The RANZCP should take responsibility and not allow this CPG to stand in its current form. The college has a responsibility to disseminate accurate information about treatments for mental health conditions and has failed in its responsibility in supporting the publication of this CPG. I call on the college to:

1. Urgently review the processes undertaken to commission and review this CPG and to pause the production of any other CPGs in development until this has been completed

2. Withdraw the Mood Disorders CPG until it can be redeveloped using the appropriate evidence based standards as defined by the NHMRC.

You can sign / endorse a letter expressing these concerns to the college here:



[1] Malhi GS, Bell E, Bassett D, et al. (2021) The 2020 Royal Australian and New Zealand College of Psychiatrists clinical practice guidelines for mood disorders. Aust N Z J Psychiatry 55: 7–117.

[2] Malhi GS, Bell E, Murray G, et al. (2021) The positioning of rTMS. Aust N Z J Psychiatry 55: 125–128.

[3] https://www.ranzcp.org/files/resources/college_statements/clinician/cpg/mood-disorders-cpg.aspx

[4] https://www.ranzcp.org/news-policy/policy-and-advocacy/position-statements/repetitive-transcranial-magnetic-stimulation

[5] https://www.ranzcp.org/files/resources/college_statements/practice_guidelines/ppg16-administration-of-repetitive-transcranial-ma.aspx

[6] Sackeim HA. (2016) Acute Continuation and Maintenance Treatment of Major Depressive Episodes With Transcranial Magnetic Stimulation.
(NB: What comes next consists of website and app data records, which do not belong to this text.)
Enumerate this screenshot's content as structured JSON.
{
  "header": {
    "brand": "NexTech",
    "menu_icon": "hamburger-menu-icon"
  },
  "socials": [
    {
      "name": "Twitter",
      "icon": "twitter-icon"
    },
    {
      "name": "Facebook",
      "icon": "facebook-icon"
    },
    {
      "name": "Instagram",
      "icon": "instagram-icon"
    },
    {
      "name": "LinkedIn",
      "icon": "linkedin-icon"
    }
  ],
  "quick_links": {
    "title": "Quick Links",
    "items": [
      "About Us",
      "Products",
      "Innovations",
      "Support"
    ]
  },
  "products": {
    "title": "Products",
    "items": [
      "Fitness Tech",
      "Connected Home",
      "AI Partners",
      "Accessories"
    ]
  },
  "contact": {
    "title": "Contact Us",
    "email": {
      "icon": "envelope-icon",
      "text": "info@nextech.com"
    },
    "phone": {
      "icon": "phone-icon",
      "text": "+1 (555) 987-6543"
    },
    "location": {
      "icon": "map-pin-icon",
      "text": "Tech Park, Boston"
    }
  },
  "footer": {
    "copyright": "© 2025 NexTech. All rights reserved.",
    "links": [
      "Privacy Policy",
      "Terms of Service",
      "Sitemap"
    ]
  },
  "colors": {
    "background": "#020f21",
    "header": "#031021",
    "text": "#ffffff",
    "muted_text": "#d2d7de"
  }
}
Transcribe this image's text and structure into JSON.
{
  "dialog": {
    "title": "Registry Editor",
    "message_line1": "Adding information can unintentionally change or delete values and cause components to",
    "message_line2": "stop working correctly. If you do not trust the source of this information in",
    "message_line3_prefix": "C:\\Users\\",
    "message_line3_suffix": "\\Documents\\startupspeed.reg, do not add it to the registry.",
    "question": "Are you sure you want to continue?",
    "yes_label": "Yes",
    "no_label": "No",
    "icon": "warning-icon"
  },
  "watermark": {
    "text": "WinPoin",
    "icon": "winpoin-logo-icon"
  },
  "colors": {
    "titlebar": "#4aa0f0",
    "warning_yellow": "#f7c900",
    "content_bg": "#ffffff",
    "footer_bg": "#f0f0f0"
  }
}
Brain Stimul 9: 313–319.

[7] https://www.ranzcp.org/files/resources/college_statements/clinician/cpg/mood-disorders-cpg.aspx



Paul Fitzgerald

Paul Fitzgerald is a Professor of Psychiatry specializing in brain stimulation and neuroscience applications to depression, schizophrenia @ other disorders